Component data from apps and pages:
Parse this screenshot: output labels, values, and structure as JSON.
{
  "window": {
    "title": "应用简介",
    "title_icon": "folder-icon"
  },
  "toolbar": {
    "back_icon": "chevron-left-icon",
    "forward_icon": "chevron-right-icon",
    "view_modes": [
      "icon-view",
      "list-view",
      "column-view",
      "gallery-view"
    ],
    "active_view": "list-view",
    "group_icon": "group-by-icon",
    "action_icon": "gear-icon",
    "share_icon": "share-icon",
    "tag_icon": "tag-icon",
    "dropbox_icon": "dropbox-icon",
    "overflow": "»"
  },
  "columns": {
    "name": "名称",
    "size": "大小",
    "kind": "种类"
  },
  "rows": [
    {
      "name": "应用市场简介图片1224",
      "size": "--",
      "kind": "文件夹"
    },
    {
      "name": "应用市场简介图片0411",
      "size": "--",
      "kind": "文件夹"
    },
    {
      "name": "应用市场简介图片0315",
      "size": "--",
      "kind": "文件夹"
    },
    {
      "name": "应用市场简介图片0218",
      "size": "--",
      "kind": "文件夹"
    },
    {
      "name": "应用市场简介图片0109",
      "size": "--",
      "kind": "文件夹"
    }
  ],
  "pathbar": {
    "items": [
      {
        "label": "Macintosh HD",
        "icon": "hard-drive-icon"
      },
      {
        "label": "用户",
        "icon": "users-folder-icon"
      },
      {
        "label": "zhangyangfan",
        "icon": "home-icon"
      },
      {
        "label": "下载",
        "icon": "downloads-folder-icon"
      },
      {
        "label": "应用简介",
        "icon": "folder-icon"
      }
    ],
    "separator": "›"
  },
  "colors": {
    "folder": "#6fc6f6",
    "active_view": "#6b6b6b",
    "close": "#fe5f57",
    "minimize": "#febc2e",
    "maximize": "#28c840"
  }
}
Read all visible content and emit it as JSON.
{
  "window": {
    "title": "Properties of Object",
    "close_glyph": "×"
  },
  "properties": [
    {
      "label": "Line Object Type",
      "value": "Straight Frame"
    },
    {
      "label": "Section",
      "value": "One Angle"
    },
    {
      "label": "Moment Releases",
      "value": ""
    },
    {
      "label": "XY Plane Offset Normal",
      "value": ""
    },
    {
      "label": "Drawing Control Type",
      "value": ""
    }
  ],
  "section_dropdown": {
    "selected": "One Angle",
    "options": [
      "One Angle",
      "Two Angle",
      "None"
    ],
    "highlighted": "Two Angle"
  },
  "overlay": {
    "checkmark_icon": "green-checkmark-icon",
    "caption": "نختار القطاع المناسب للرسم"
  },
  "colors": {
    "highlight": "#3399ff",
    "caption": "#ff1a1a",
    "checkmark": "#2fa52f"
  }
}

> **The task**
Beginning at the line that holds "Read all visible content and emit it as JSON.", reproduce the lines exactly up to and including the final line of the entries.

> **Answer section**
Read all visible content and emit it as JSON.
{
  "window": {
    "title": "Properties of Object",
    "close_glyph": "×"
  },
  "properties": [
    {
      "label": "Line Object Type",
      "value": "Straight Frame"
    },
    {
      "label": "Section",
      "value": "One Angle"
    },
    {
      "label": "Moment Releases",
      "value": ""
    },
    {
      "label": "XY Plane Offset Normal",
      "value": ""
    },
    {
      "label": "Drawing Control Type",
      "value": ""
    }
  ],
  "section_dropdown": {
    "selected": "One Angle",
    "options": [
      "One Angle",
      "Two Angle",
      "None"
    ],
    "highlighted": "Two Angle"
  },
  "overlay": {
    "checkmark_icon": "green-checkmark-icon",
    "caption": "نختار القطاع المناسب للرسم"
  },
  "colors": {
    "highlight": "#3399ff",
    "caption": "#ff1a1a",
    "checkmark": "#2fa52f"
  }
}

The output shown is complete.